►
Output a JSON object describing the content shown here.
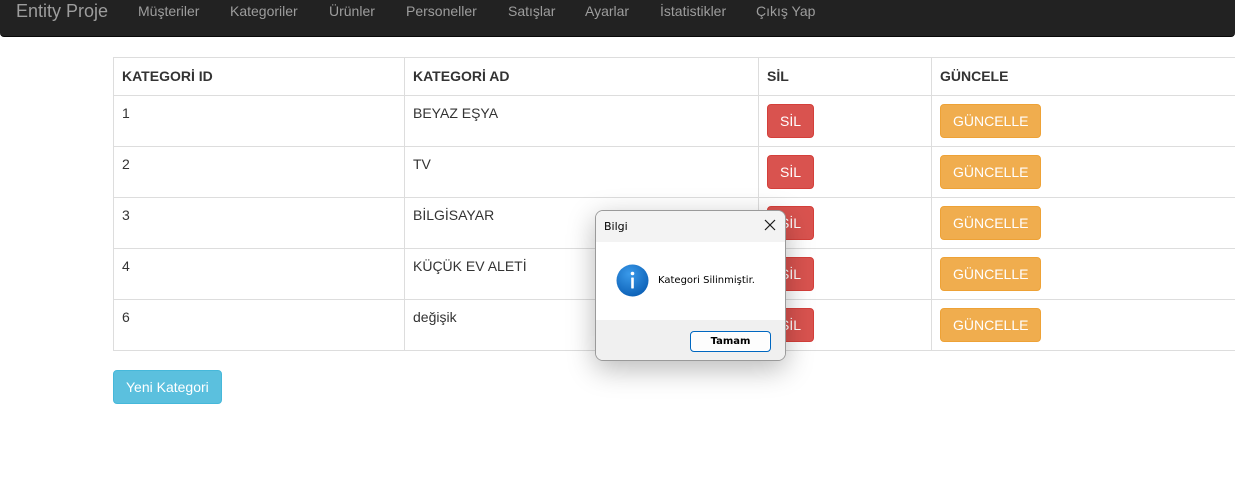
{
  "navbar": {
    "brand": "Entity Proje",
    "items": [
      "Müşteriler",
      "Kategoriler",
      "Ürünler",
      "Personeller",
      "Satışlar",
      "Ayarlar",
      "İstatistikler",
      "Çıkış Yap"
    ]
  },
  "table": {
    "headers": [
      "KATEGORİ ID",
      "KATEGORİ AD",
      "SİL",
      "GÜNCELE"
    ],
    "rows": [
      {
        "id": "1",
        "name": "BEYAZ EŞYA",
        "delete": "SİL",
        "update": "GÜNCELLE"
      },
      {
        "id": "2",
        "name": "TV",
        "delete": "SİL",
        "update": "GÜNCELLE"
      },
      {
        "id": "3",
        "name": "BİLGİSAYAR",
        "delete": "SİL",
        "update": "GÜNCELLE"
      },
      {
        "id": "4",
        "name": "KÜÇÜK EV ALETİ",
        "delete": "SİL",
        "update": "GÜNCELLE"
      },
      {
        "id": "6",
        "name": "değişik",
        "delete": "SİL",
        "update": "GÜNCELLE"
      }
    ]
  },
  "new_button": "Yeni Kategori",
  "dialog": {
    "title": "Bilgi",
    "message": "Kategori Silinmiştir.",
    "ok": "Tamam",
    "icon": "info-icon"
  },
  "colors": {
    "navbar_bg": "#222222",
    "danger": "#d9534f",
    "warning": "#f0ad4e",
    "info": "#5bc0de",
    "dialog_icon": "#1a73c8"
  }
}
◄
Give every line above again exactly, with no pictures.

Output a JSON object describing the content shown here.
{
  "navbar": {
    "brand": "Entity Proje",
    "items": [
      "Müşteriler",
      "Kategoriler",
      "Ürünler",
      "Personeller",
      "Satışlar",
      "Ayarlar",
      "İstatistikler",
      "Çıkış Yap"
    ]
  },
  "table": {
    "headers": [
      "KATEGORİ ID",
      "KATEGORİ AD",
      "SİL",
      "GÜNCELE"
    ],
    "rows": [
      {
        "id": "1",
        "name": "BEYAZ EŞYA",
        "delete": "SİL",
        "update": "GÜNCELLE"
      },
      {
        "id": "2",
        "name": "TV",
        "delete": "SİL",
        "update": "GÜNCELLE"
      },
      {
        "id": "3",
        "name": "BİLGİSAYAR",
        "delete": "SİL",
        "update": "GÜNCELLE"
      },
      {
        "id": "4",
        "name": "KÜÇÜK EV ALETİ",
        "delete": "SİL",
        "update": "GÜNCELLE"
      },
      {
        "id": "6",
        "name": "değişik",
        "delete": "SİL",
        "update": "GÜNCELLE"
      }
    ]
  },
  "new_button": "Yeni Kategori",
  "dialog": {
    "title": "Bilgi",
    "message": "Kategori Silinmiştir.",
    "ok": "Tamam",
    "icon": "info-icon"
  },
  "colors": {
    "navbar_bg": "#222222",
    "danger": "#d9534f",
    "warning": "#f0ad4e",
    "info": "#5bc0de",
    "dialog_icon": "#1a73c8"
  }
}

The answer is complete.